In the midst of the COVID-19 pandemic, we are seeing changes in the health care system that may disproportionately hurt black women. As Monica R. McLemore, RN, PhD, Assistant Professor in the Family Health Care Nursing Department at University of California, San Francisco, highlights in her Scientific American opinion piece, some New York City hospitals are restricting spouses and doulas from the delivery room. While the restriction is meant to protect those involved in the birth experience, the lack of a support system or advocate could also lead to undue harm for black mothers, who are more likely to experience mistreatment or lack of support from staff — as the many anecdotes in the New York Times can attest.
As Dr. Amanda Calhoun, an adult/child psychiatry resident at Yale School of Medicine and also a woman from an underrepresented group, stated during her recent Grand Rounds presentation, “Many patients who look like me do not trust the medical system, because the medical system has not yet proven itself to be trustworthy. And although I am a proud member of the medical system, to be honest, I don’t always trust it either.”
Her bold statement struck a chord with me. There is much work to do in building this trust.
We Must Do Better
Some of the inequities and injustices facing our country today carry with them decades or even centuries of history that makes righting the path a difficult endeavor. But as we are seeing with the #MeToo movement, change is possible as voices come together and plans mobilize. Dr. Arline Geronimus has been researching the effects of racism on health for many years. Her 1992 paper in Ethnicity & Disease introduced the idea of “weathering”: that the cumulative effect of racism on black women negatively impacts birth outcomes.
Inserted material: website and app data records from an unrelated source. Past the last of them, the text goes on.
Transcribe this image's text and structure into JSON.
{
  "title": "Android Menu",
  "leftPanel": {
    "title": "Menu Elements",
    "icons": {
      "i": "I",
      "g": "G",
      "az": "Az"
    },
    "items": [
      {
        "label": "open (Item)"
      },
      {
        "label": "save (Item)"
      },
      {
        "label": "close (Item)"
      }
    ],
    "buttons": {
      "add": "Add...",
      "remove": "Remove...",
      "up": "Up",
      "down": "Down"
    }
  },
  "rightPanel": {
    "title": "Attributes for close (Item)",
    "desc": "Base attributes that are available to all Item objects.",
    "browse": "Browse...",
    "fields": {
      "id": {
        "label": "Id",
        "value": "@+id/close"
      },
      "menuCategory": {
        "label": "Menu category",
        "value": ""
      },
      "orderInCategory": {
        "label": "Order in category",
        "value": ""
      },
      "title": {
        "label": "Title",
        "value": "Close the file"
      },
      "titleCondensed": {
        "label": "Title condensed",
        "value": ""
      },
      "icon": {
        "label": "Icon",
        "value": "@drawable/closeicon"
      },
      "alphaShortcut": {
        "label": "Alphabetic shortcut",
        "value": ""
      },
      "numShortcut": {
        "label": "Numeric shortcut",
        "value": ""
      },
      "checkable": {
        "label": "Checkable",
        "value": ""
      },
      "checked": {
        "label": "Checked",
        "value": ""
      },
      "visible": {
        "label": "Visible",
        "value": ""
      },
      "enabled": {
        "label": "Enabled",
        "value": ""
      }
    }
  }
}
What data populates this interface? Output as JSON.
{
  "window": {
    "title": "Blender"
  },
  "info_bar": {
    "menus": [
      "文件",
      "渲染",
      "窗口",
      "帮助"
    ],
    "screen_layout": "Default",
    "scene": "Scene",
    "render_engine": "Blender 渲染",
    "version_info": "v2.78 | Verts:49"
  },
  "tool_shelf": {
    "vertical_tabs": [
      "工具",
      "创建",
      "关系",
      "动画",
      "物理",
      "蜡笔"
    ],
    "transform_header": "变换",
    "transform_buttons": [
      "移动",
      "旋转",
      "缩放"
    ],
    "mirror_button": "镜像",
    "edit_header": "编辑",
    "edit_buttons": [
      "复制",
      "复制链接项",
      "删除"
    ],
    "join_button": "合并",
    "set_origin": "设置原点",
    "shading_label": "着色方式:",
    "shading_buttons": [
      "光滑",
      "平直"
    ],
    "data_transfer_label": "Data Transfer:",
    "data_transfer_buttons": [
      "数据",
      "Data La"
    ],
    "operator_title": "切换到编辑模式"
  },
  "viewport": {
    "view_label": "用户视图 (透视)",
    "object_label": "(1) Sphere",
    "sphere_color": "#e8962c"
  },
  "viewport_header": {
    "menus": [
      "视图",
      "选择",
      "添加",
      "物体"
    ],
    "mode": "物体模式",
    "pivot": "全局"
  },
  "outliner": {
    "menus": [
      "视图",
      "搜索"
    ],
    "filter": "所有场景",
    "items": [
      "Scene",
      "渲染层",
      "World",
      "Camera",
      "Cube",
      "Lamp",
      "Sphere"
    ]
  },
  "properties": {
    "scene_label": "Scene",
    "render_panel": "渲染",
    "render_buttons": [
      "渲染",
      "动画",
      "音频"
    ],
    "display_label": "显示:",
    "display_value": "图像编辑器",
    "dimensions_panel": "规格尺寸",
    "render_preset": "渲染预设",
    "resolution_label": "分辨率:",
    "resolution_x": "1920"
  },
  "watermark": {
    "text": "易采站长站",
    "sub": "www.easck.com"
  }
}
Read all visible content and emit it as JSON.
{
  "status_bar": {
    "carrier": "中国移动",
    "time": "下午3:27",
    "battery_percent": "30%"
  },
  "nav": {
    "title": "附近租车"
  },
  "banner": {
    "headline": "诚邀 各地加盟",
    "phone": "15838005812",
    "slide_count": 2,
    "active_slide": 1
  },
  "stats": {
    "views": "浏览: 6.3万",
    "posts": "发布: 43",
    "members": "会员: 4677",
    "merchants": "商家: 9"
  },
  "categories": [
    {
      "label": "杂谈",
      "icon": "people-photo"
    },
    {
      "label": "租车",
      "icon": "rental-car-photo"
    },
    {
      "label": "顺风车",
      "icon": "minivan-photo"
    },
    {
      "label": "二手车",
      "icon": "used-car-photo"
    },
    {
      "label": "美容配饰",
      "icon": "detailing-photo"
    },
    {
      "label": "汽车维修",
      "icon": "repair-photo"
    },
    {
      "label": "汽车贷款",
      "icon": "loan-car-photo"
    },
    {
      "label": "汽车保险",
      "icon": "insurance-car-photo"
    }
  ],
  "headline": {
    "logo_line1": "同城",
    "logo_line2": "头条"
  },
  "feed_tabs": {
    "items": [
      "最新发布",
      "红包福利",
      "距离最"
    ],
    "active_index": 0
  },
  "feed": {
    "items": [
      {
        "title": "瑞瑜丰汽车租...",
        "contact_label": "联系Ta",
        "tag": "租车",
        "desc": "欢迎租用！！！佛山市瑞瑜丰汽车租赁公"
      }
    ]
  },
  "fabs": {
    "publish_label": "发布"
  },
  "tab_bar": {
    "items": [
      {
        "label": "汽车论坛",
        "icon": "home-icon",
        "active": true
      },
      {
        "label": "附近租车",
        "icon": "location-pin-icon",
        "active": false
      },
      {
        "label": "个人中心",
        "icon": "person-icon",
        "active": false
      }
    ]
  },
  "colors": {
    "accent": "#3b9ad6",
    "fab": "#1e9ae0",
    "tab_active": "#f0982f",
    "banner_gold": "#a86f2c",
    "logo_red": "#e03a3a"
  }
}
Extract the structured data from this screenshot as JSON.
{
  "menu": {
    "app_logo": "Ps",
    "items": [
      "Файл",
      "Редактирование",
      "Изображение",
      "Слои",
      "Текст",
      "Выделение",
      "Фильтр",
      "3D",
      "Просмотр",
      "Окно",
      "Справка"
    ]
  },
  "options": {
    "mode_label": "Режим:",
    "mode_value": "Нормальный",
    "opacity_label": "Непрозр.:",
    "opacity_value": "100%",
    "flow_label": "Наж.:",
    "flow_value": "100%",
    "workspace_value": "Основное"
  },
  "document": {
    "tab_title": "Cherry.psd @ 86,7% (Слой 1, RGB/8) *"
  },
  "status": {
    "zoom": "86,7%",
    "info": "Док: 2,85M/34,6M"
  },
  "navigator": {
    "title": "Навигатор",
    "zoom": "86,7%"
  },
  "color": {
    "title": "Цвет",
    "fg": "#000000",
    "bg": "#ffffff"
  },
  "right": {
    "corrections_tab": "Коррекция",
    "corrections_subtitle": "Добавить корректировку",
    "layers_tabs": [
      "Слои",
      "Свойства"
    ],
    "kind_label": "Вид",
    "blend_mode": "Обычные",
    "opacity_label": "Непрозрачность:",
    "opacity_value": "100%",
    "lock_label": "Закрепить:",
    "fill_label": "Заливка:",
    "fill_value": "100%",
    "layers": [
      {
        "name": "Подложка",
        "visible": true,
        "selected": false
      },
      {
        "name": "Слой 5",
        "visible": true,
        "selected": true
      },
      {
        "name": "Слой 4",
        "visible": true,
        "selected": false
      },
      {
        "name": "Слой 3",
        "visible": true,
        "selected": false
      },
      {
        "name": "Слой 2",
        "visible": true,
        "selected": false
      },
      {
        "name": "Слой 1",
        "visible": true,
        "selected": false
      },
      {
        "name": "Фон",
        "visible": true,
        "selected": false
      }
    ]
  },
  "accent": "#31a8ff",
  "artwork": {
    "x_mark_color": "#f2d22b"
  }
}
Dr. Geronimus’s hypothesis suggests that some solutions may be found at the intersection of science, medicine, and public health.
With the Macy Foundation’s history of supporting research related to obstetrics care, we believe focusing on maternal health for black women stays true to something valued by Kate Macy Ladd while also staying attuned to doing better for today’s society. Our new strategic plan leads with a priority to promote equity, diversity, and belonging in health professions education. One significant piece of this priority area aims to eliminate harmful biases in care for patients. The plan also introduces priorities to increase collaboration among health professionals and to prepare these professionals to navigate ethical dilemmas. The issue of maternal health for black women touches on all these areas, and I believe Mrs. Ladd would be deeply proud to support the type of work that leads to better maternal care for black women.
We encourage those who have proposals that address these areas of equity, collaboration, and navigating ethical dilemmas—including proposals that would lead to better maternity care for black women—to share those ideas with us and apply for funding. Owing to our foundation’s focus on early learners, proposals should involve students, residents, graduate students, and/or fellows who have an active role in the clinical learning environment. We are proud to be the stewards of Kate Macy Ladd’s vision and look forward to working alongside you to improve health for all.